I find myself wondering whether any of those predicting our death have any actual experience of our churches. The reality is that whatever sort of Christianity is emerging in The Episcopal Church and the mainline (I prefer the term “generous Christianity”) has deep theological roots, and is based not on cultural whim or some sort of secular agenda for doing good with a religious veneer, but on a deep contemplation of the mystery of Christ and the meaning of his life and Gospel. We may be starting to use different language and we may be expressing ourselves in ways that people are not accustomed to associating with Christianity, but we are hardly theologically or biblically illiterate. Rather, we dare to engage and creatively reinterpret our tradition in light of human experience and the insights of modern disciplines, including the sciences. I think we are on the threshold of something very exciting.

The truth is (as numerous studies have shown us) that religious commitment of all stripes in this country is declining. It is not only the mainline churches. Indeed, I read recently that the Southern Baptist churches are currently declining at a rate that exceeds that of any other denomination. I don’t think this means that Americans are becoming less spiritual. What I do think is that people are increasingly finding that the traditional way of interpreting and applying the Gospel and the Christian tradition no longer speaks to them. Christians tend to react to this idea in one of two ways: either by circling the wagons and pronouncing that increasing numbers of people are going to hell for refusing to embrace Christianity in all its traditional glory, or by realizing that it is we, the churches, who need to change in order to proclaim the truth of Christ and his Gospel to our society in a way that speaks to the lives of people today.

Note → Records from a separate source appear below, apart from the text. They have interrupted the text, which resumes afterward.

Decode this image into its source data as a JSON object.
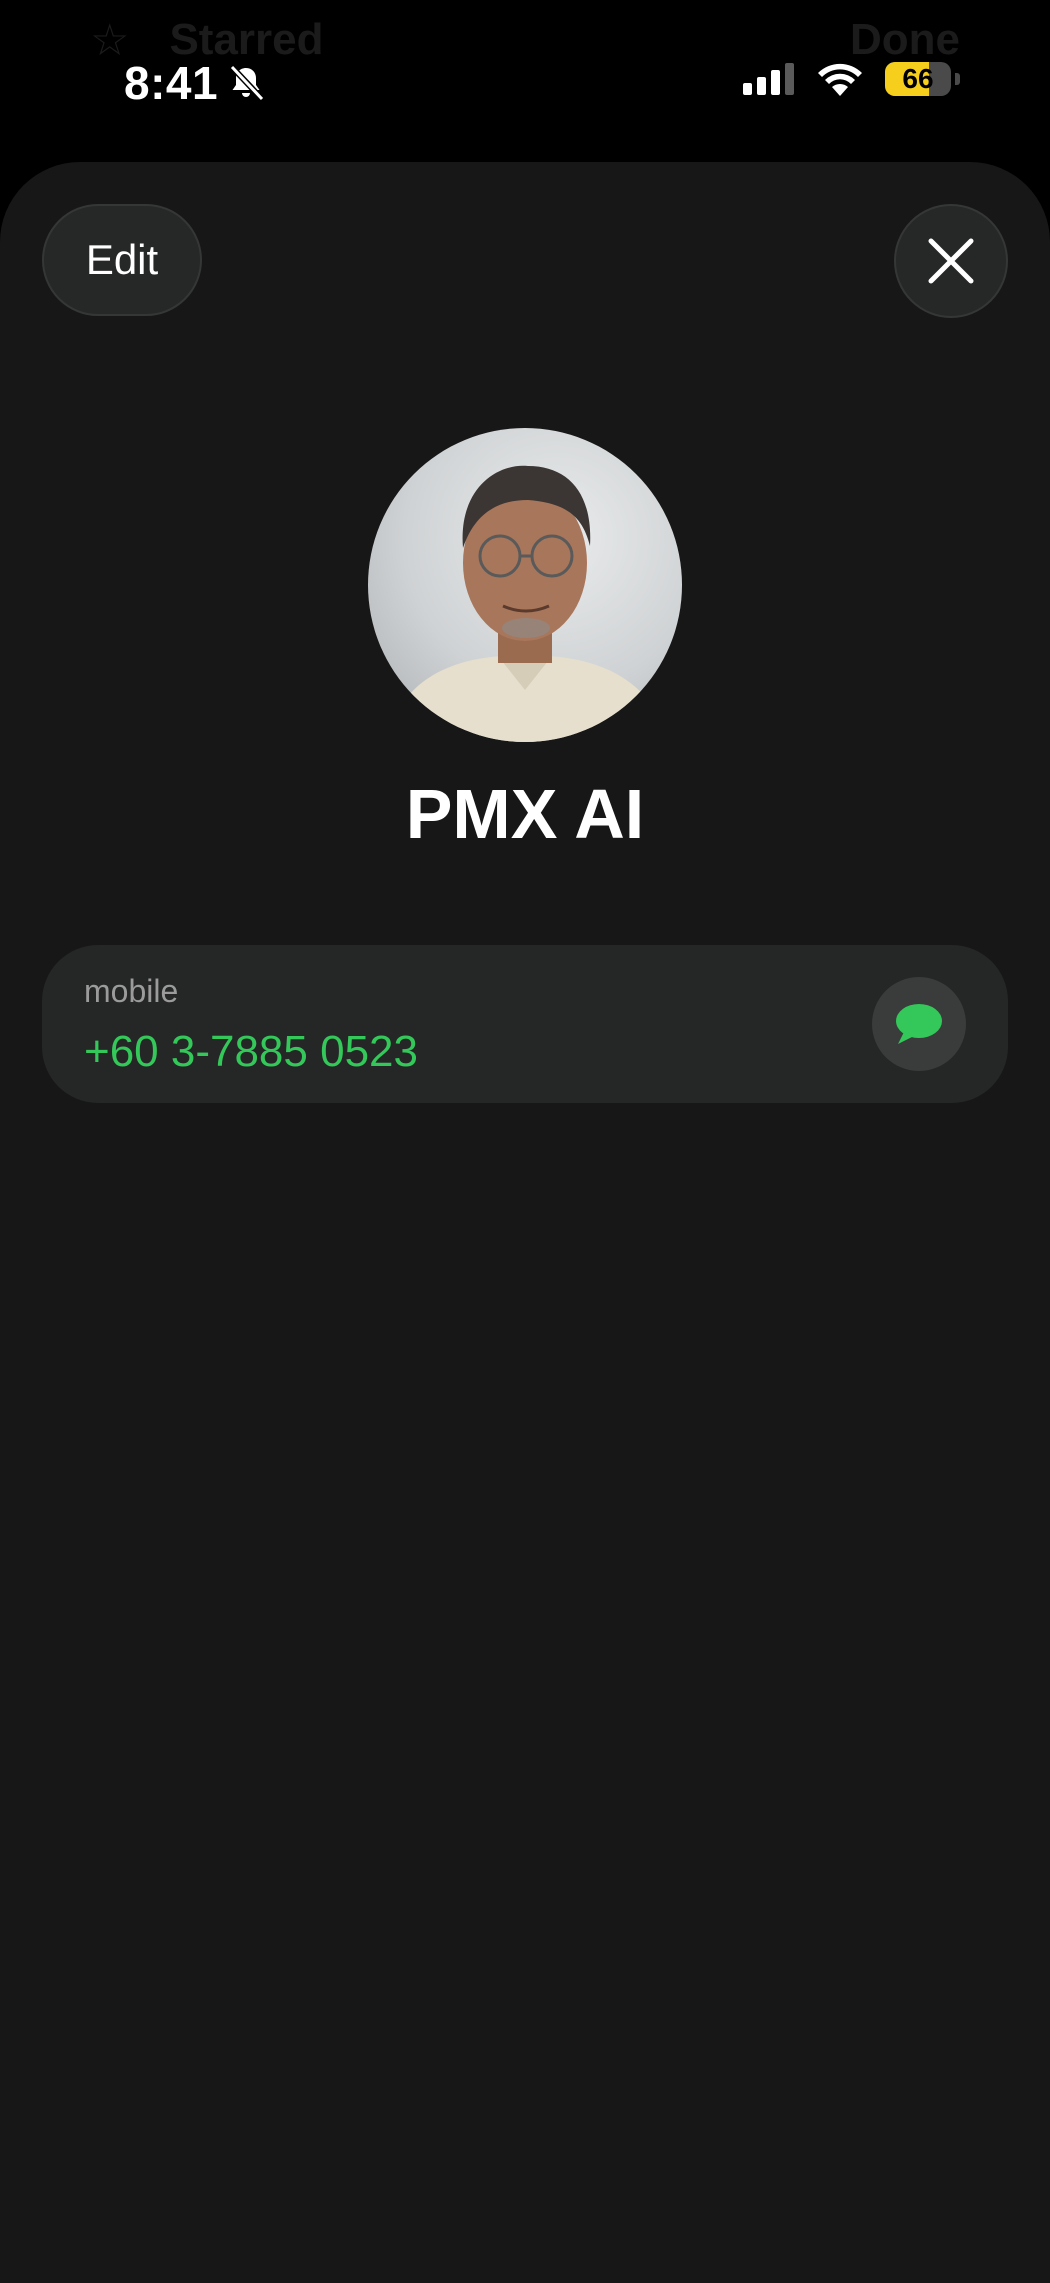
{
  "status_bar": {
    "time": "8:41",
    "battery_level": "66",
    "battery_fraction": 0.66,
    "ghost_title": "Starred",
    "ghost_right": "Done"
  },
  "sheet": {
    "edit_label": "Edit",
    "close_icon": "close-icon"
  },
  "contact": {
    "name": "PMX AI",
    "phone": {
      "label": "mobile",
      "number": "+60 3-7885 0523",
      "action_icon": "message-bubble-icon"
    }
  },
  "colors": {
    "background": "#000000",
    "sheet": "#171717",
    "card": "#252626",
    "accent_green": "#34c759",
    "battery_yellow": "#f5cf1b"
  }
}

The Episcopal Church, at its best, is seeking to make this second choice, and I think this is where the Spirit is indeed calling us and where a hope of a renewed and vibrant Christianity lies. This most recent General Convention was, on the whole, I think, The Episcopal Church at its best.

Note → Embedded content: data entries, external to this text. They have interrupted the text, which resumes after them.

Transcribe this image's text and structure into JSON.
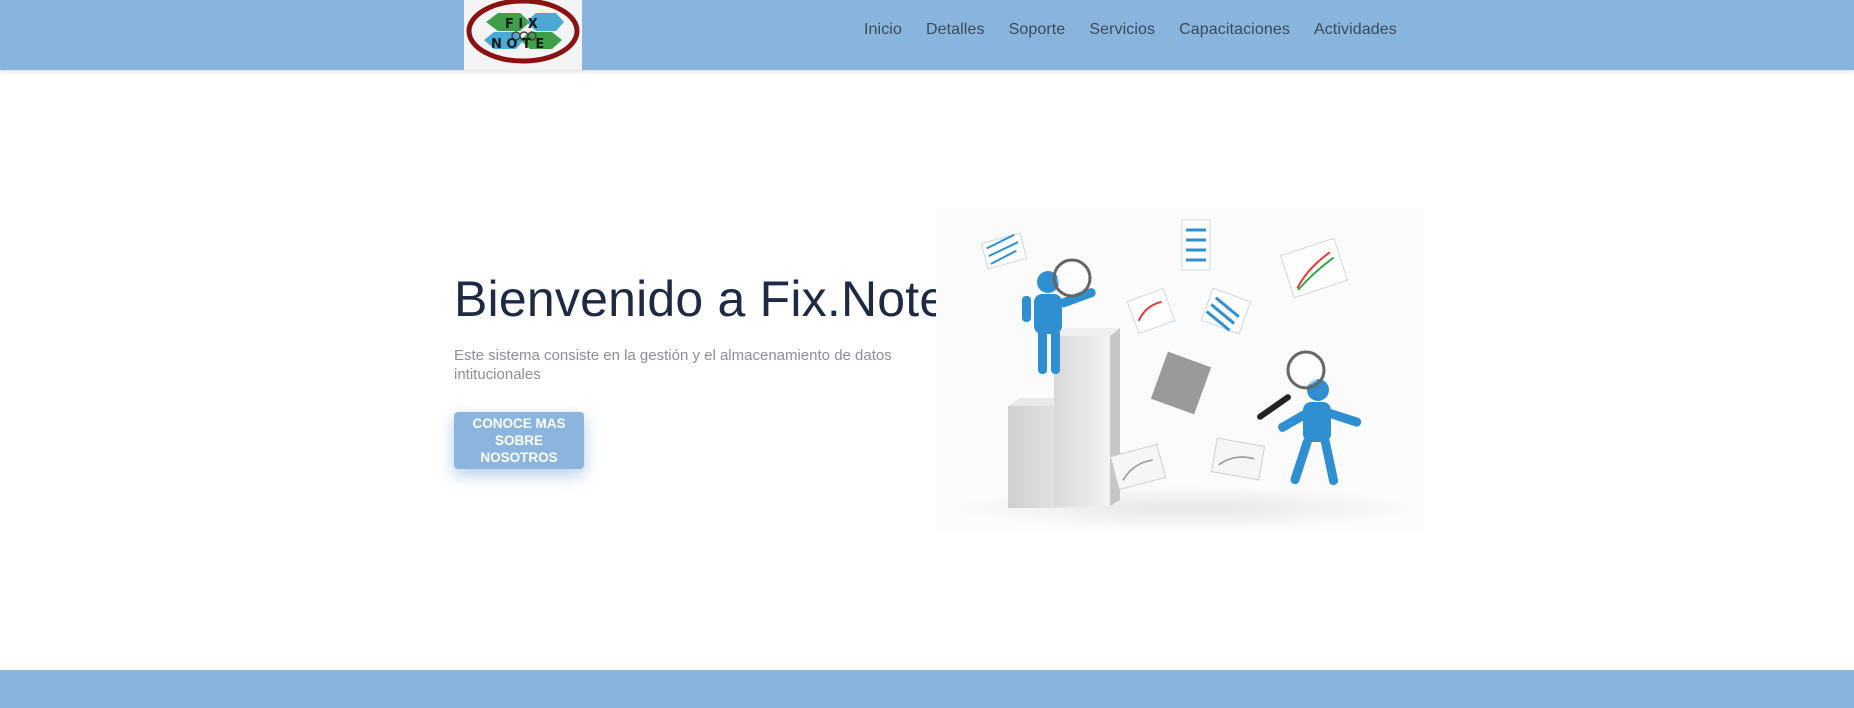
{
  "brand": {
    "logo_letters_top": "F I X",
    "logo_letters_bottom": "N O T E"
  },
  "nav": {
    "items": [
      {
        "label": "Inicio"
      },
      {
        "label": "Detalles"
      },
      {
        "label": "Soporte"
      },
      {
        "label": "Servicios"
      },
      {
        "label": "Capacitaciones"
      },
      {
        "label": "Actividades"
      }
    ]
  },
  "hero": {
    "title": "Bienvenido a Fix.Note",
    "description": "Este sistema consiste en la gestión y el almacenamiento de datos intitucionales",
    "cta_label": "CONOCE MAS SOBRE NOSOTROS"
  },
  "colors": {
    "navbar": "#89b4de",
    "button": "#8cb5de",
    "title": "#1e2a44",
    "figure_blue": "#2f8fd0"
  },
  "icons": {
    "illustration": "analysis-illustration-icon"
  }
}
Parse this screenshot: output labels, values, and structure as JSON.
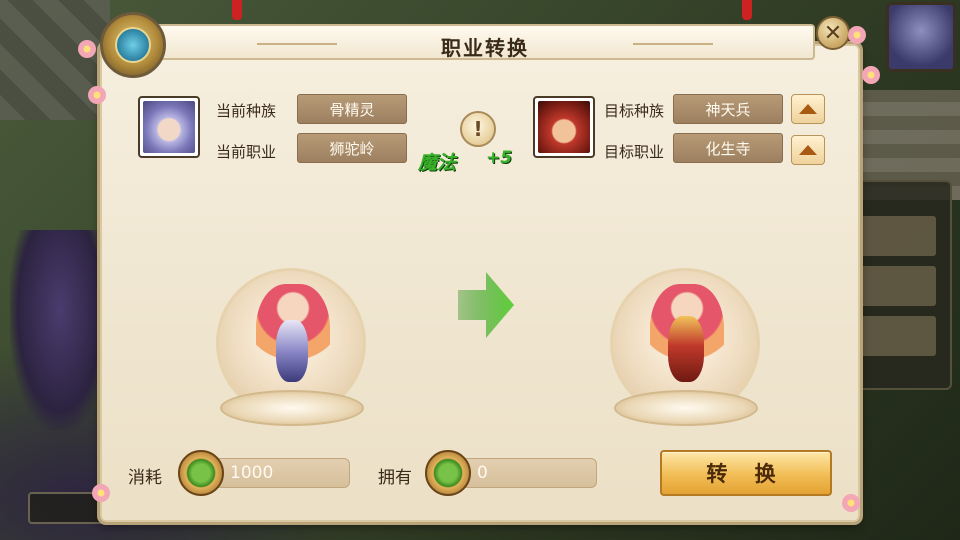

As I read the words of the nay-saying pundits, I cannot help but wonder if they are somehow secretly hopeful that we will not be successful. Perhaps they can only conceive of religion in its most traditional and conservative modes, or perhaps they cannot see any way in which the Christian tradition can contribute anything positive to our common life and are hopeful that ultimately, we will just go away. I don’t know. What I do know is that we Episcopalians have no intention of simply going away. We are committed to trying to give birth to a generous Christianity that will be as faithful as possible to the Christ who embraced warmly those whom his society was most willing to give the cold shoulder. May we be given the grace, and find the courage, to persevere in that commitment.

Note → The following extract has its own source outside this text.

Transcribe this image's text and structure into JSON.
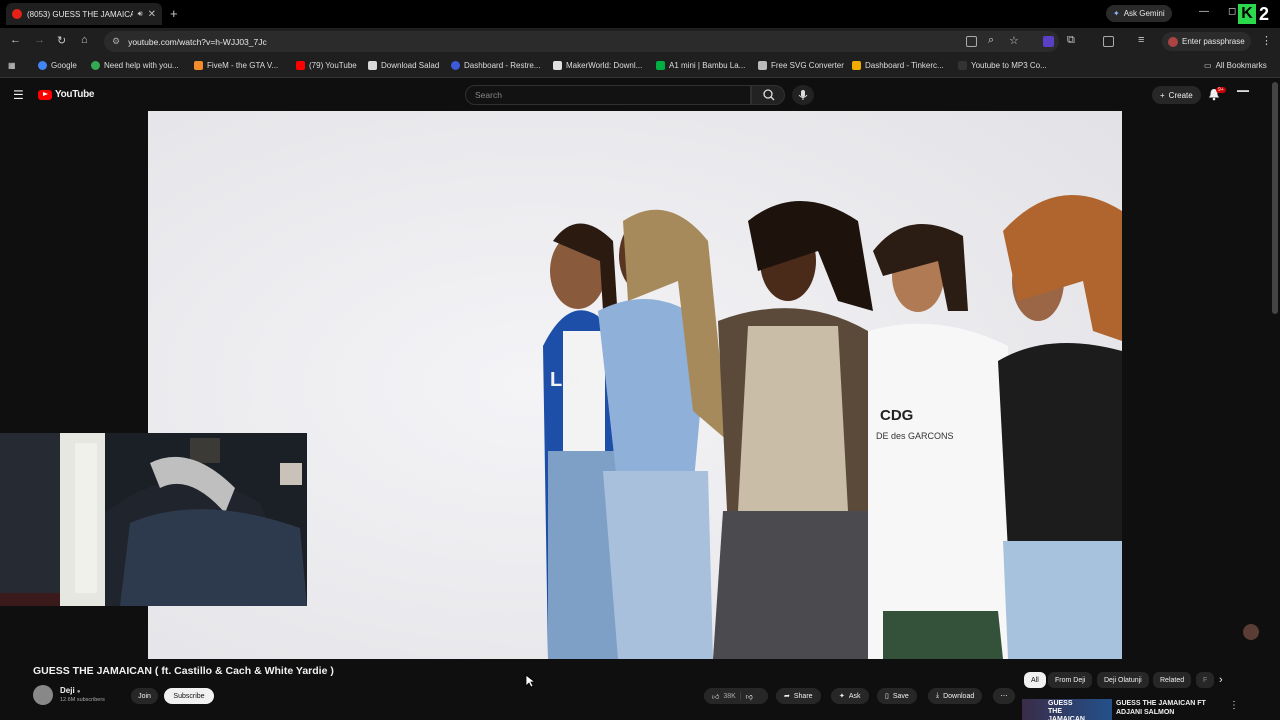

After the Noise, the Silence

Sometimes it is enough just to offer another’s wisdom, prayerfully and poetically offered.  So, I offer these words from John O’Donohue, in this week filled with Fourth of July noise, that in the aftermath of our celebrating, filled with the joy of independence and national identity,  we might take some time after the noise has faded a bit to enter into the silence and, as we treasure our independence, to remember the One upon whom we always depend — and the One in whom all nations, and the whole human family, is brought together.

I arise today
In the name of Silence
Womb of the Word,
In the name of Stillness
Home of Belonging,
In the name of the Solitude
Of the Soul and the Earth.

I arise today
Blessed by all things,
Wings of breath,
Delight of eyes,
Wonder of whisper,
Intimacy of touch,
Eternity of soul,
Urgency of thought,
Miracle of health,
Embrace of God.

May I live this day
Compassionate of heart,
Gentle in word,
Gracious in awareness,
Courageous in thought,
Generous in love.

(John O’Donohue, in his book Anam Cara)